The aim of the systematic review and meta-analysis is to determine the stress and stressors experienced by the parents of high-risk neonates admitted to the neonatal intensive care unit (NICU) in India. We included both quantitative and qualitative studies. The Joanna Briggs Institute Critical Appraisal Checklist and Critical Appraisal Skill Programme checklist were used to assess the quality of included studies. A systematic search was conducted in PubMed, EMBASE, SCOPUS, EBSCOhost, Web of Science, ProQuest, Microsoft Academic, DOAJ, Indian Citation Index, and J-Gate to identify relevant studies. Additionally, online hand searching was performed on Indian websites of relevant institutions, women and child health departments, repositories, registries, and paediatric journals. Twelve of the 21 quantitative studies found that maternal stress was higher than fathers due to the separation from their babies and the medical condition of the neonate. One qualitative study reported that financial burden, alterations in the parenting role, and concern over domestic issues are significant causes of fathers' stress. A meta-analysis of the included studies assessed the prevalence of maternal, paternal, and parental stress and reported that mothers experienced higher stress levels than fathers across all subscales. The most typical stressors for parents were changes in neonatal looks, behaviour, and altered parental roles. Beyond the immediate NICU care and interactions, other triggering factors of stress among parents must be considered to design multicomponent interventions in a local (Indian) context. Moreover, parental psychological support and regular counselling can be incorporated into the standard neonatal intensive care policy.

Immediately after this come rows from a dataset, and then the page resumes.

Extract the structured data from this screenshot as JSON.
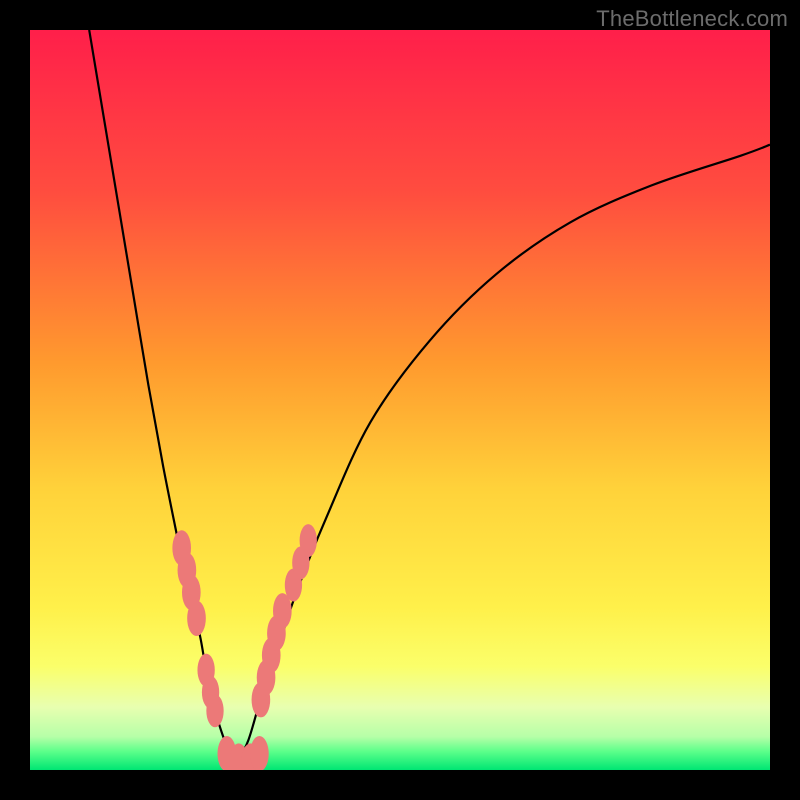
{
  "watermark": "TheBottleneck.com",
  "colors": {
    "frame_bg": "#000000",
    "marker": "#ec7978",
    "curve": "#000000",
    "gradient_stops": [
      {
        "pos": 0.0,
        "color": "#ff1f4a"
      },
      {
        "pos": 0.22,
        "color": "#ff4d3f"
      },
      {
        "pos": 0.45,
        "color": "#ff9a2e"
      },
      {
        "pos": 0.62,
        "color": "#ffd23a"
      },
      {
        "pos": 0.78,
        "color": "#fff04a"
      },
      {
        "pos": 0.86,
        "color": "#fbff6a"
      },
      {
        "pos": 0.915,
        "color": "#e8ffb0"
      },
      {
        "pos": 0.955,
        "color": "#b6ffa8"
      },
      {
        "pos": 0.975,
        "color": "#5cff8a"
      },
      {
        "pos": 1.0,
        "color": "#00e673"
      }
    ]
  },
  "chart_data": {
    "type": "line",
    "title": "",
    "xlabel": "",
    "ylabel": "",
    "xlim": [
      0,
      100
    ],
    "ylim": [
      0,
      100
    ],
    "note": "Two curves implying a V-shaped bottleneck profile. Y is bottleneck severity (low=green at bottom, high=red at top). X is an unlabeled parameter. Values estimated from pixel positions; axes not numerically labeled in source image, so x/y are normalized 0–100.",
    "series": [
      {
        "name": "left-curve",
        "x": [
          8,
          10,
          12,
          14,
          16,
          18,
          20,
          21,
          22,
          23,
          23.7,
          24.3,
          25,
          26.5,
          28
        ],
        "y": [
          100,
          88,
          76,
          64,
          52,
          41,
          31,
          26,
          22,
          18,
          14,
          11,
          8,
          3.5,
          1
        ]
      },
      {
        "name": "right-curve",
        "x": [
          28,
          29.5,
          31,
          33,
          36,
          40,
          46,
          54,
          63,
          73,
          84,
          96,
          100
        ],
        "y": [
          1,
          4,
          9,
          15,
          24,
          34,
          47,
          58,
          67,
          74,
          79,
          83,
          84.5
        ]
      }
    ],
    "markers": {
      "name": "highlighted-points",
      "color": "#ec7978",
      "points": [
        {
          "x": 20.5,
          "y": 30,
          "r": 1.4
        },
        {
          "x": 21.2,
          "y": 27,
          "r": 1.4
        },
        {
          "x": 21.8,
          "y": 24,
          "r": 1.4
        },
        {
          "x": 22.5,
          "y": 20.5,
          "r": 1.4
        },
        {
          "x": 23.8,
          "y": 13.5,
          "r": 1.3
        },
        {
          "x": 24.4,
          "y": 10.5,
          "r": 1.3
        },
        {
          "x": 25.0,
          "y": 8.0,
          "r": 1.3
        },
        {
          "x": 26.6,
          "y": 2.2,
          "r": 1.4
        },
        {
          "x": 28.2,
          "y": 1.2,
          "r": 1.4
        },
        {
          "x": 29.8,
          "y": 1.2,
          "r": 1.4
        },
        {
          "x": 31.0,
          "y": 2.2,
          "r": 1.4
        },
        {
          "x": 31.2,
          "y": 9.5,
          "r": 1.4
        },
        {
          "x": 31.9,
          "y": 12.5,
          "r": 1.4
        },
        {
          "x": 32.6,
          "y": 15.5,
          "r": 1.4
        },
        {
          "x": 33.3,
          "y": 18.5,
          "r": 1.4
        },
        {
          "x": 34.1,
          "y": 21.5,
          "r": 1.4
        },
        {
          "x": 35.6,
          "y": 25.0,
          "r": 1.3
        },
        {
          "x": 36.6,
          "y": 28.0,
          "r": 1.3
        },
        {
          "x": 37.6,
          "y": 31.0,
          "r": 1.3
        }
      ]
    }
  }
}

All Science Journal Classification (ASJC) codes
- Clinical Psychology
- Applied Psychology
- Psychiatry and Mental health